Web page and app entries
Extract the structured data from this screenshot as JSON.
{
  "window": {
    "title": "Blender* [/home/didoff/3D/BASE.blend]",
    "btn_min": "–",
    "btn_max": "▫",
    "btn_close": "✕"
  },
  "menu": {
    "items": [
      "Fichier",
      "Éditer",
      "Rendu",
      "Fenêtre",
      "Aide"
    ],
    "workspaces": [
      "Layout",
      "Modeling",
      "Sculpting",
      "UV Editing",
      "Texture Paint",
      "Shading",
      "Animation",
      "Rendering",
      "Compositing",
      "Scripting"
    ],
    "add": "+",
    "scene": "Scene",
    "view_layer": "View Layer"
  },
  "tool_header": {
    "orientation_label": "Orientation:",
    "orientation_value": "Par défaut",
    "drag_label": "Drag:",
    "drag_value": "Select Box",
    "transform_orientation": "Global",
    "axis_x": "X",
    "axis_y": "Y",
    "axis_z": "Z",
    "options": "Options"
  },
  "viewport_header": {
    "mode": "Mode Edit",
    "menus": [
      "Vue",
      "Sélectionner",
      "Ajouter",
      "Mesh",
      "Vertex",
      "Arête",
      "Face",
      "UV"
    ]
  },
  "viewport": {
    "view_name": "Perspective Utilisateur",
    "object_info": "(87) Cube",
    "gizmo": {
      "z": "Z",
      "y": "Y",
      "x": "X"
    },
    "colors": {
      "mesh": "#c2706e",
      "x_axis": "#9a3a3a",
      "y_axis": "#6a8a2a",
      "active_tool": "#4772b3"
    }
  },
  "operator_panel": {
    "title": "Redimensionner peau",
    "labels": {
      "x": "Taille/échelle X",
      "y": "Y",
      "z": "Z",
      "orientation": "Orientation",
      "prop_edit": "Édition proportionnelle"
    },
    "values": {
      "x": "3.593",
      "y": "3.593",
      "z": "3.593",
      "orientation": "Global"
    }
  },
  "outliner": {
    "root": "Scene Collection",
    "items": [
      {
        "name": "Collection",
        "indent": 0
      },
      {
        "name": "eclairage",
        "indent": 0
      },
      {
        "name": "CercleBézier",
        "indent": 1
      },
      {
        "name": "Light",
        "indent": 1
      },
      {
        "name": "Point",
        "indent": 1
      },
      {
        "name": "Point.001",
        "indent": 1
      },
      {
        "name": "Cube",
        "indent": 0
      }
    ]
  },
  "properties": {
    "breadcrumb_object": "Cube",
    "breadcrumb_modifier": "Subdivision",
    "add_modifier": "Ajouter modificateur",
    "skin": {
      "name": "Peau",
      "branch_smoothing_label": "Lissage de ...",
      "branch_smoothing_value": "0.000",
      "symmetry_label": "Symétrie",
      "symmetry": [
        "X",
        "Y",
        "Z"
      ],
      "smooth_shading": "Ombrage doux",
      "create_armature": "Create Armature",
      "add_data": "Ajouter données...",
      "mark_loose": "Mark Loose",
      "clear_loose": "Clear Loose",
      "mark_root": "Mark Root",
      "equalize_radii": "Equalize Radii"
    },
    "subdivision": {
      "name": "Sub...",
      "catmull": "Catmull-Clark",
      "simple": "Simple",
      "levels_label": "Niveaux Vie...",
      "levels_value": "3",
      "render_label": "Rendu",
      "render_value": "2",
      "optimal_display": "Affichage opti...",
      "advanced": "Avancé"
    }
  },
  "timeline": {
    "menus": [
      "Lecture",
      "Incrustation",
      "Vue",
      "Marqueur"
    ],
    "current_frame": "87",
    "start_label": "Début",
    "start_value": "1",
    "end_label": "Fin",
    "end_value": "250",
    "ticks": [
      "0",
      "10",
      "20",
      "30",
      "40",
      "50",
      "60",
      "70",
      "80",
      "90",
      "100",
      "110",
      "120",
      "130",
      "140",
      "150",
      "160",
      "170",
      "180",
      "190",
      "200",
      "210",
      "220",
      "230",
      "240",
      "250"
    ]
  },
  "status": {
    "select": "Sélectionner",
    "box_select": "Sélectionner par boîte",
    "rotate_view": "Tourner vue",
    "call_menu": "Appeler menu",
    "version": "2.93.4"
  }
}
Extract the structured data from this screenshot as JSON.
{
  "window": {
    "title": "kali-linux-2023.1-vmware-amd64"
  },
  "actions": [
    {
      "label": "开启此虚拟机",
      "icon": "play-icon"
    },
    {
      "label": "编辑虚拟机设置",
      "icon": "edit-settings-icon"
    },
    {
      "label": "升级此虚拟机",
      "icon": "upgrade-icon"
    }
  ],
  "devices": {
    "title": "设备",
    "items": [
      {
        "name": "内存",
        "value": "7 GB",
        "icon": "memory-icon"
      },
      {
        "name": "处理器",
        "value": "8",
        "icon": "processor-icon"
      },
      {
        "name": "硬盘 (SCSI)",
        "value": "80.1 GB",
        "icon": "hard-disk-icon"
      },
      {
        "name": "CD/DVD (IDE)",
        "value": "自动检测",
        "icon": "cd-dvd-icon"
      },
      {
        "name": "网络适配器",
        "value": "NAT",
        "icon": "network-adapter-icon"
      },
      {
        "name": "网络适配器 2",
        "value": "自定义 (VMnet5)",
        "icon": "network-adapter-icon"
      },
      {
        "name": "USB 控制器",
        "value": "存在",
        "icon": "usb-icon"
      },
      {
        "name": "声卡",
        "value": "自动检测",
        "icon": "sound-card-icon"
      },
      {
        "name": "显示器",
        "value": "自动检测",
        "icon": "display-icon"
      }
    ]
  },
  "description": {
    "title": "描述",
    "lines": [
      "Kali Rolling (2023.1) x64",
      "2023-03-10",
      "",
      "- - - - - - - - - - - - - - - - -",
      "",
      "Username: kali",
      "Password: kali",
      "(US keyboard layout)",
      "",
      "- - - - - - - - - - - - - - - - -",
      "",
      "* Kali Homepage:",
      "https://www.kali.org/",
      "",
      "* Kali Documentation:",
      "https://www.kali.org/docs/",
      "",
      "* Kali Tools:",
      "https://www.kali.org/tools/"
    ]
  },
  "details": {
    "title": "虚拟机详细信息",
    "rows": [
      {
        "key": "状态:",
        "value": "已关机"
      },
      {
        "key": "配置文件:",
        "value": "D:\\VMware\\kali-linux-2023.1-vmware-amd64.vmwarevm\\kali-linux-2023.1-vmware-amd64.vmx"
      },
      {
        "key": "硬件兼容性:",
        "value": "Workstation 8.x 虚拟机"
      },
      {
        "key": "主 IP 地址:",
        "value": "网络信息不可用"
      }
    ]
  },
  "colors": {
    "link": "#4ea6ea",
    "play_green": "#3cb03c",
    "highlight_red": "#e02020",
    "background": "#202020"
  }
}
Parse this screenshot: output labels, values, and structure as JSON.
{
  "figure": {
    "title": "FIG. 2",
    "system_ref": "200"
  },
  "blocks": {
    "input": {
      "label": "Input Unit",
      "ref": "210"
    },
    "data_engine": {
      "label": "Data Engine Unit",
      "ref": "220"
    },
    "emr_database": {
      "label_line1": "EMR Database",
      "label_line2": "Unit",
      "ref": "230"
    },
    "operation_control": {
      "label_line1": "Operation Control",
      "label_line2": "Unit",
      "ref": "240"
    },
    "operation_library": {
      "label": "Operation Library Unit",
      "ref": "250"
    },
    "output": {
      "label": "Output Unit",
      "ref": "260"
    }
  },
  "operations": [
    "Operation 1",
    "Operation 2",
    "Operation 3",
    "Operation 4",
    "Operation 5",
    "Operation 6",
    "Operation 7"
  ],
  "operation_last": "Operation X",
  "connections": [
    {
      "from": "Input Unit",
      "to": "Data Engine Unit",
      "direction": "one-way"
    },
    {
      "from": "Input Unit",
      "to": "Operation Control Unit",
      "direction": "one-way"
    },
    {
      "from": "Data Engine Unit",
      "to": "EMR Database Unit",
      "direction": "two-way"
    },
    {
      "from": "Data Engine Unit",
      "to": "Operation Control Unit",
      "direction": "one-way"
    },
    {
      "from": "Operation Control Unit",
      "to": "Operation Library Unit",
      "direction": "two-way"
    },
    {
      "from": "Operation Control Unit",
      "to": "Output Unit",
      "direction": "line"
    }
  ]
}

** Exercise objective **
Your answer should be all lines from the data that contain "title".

** Result of the task **
    "title": "Blender* [/home/didoff/3D/BASE.blend]",
    "title": "Redimensionner peau",
    "title": "kali-linux-2023.1-vmware-amd64"
    "title": "设备",
    "title": "描述",
    "title": "虚拟机详细信息",
    "title": "FIG. 2",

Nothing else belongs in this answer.